Exercise: Here is a block of records. Copy every line in it that includes "folder".

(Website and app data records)
——————————
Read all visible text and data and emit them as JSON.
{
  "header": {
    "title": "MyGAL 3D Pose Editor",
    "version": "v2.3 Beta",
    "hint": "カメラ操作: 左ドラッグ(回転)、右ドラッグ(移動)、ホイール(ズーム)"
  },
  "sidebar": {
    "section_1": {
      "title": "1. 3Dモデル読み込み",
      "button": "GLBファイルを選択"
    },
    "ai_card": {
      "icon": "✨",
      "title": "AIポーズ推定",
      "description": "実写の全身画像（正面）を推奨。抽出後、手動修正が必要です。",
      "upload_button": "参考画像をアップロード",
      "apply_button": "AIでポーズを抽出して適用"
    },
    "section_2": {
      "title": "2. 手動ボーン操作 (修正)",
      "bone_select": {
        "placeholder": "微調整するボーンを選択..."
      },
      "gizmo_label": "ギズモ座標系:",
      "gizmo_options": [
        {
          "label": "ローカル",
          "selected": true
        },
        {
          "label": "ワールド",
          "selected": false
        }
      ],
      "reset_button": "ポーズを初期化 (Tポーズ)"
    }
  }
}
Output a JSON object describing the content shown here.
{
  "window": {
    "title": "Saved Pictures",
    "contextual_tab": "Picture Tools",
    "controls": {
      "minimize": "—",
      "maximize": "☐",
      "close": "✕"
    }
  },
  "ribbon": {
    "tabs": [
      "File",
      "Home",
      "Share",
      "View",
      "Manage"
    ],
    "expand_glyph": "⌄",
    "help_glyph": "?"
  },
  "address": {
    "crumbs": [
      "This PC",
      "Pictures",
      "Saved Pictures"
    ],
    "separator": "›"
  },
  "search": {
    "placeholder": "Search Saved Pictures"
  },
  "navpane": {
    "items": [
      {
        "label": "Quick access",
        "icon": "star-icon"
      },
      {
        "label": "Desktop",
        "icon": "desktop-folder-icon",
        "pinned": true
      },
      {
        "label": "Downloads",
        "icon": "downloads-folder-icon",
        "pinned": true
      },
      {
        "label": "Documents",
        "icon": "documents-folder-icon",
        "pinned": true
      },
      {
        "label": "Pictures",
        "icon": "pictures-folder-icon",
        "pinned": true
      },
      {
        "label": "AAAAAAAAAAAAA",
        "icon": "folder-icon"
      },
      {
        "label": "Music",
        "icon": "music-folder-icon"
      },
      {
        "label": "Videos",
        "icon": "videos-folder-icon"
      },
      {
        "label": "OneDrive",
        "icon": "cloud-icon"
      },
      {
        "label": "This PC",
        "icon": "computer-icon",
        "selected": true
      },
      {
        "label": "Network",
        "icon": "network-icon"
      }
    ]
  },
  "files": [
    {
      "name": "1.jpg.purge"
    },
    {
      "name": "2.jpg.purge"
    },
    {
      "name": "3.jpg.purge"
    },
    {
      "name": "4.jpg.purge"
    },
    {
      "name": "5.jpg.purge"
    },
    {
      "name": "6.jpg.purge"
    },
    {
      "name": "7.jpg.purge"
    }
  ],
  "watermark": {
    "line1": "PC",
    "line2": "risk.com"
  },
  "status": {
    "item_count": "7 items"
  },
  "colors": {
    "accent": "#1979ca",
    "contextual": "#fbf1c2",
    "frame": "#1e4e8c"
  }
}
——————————
Written reply:
        "icon": "desktop-folder-icon",
        "icon": "downloads-folder-icon",
        "icon": "documents-folder-icon",
        "icon": "pictures-folder-icon",
        "icon": "folder-icon"
        "icon": "music-folder-icon"
        "icon": "videos-folder-icon"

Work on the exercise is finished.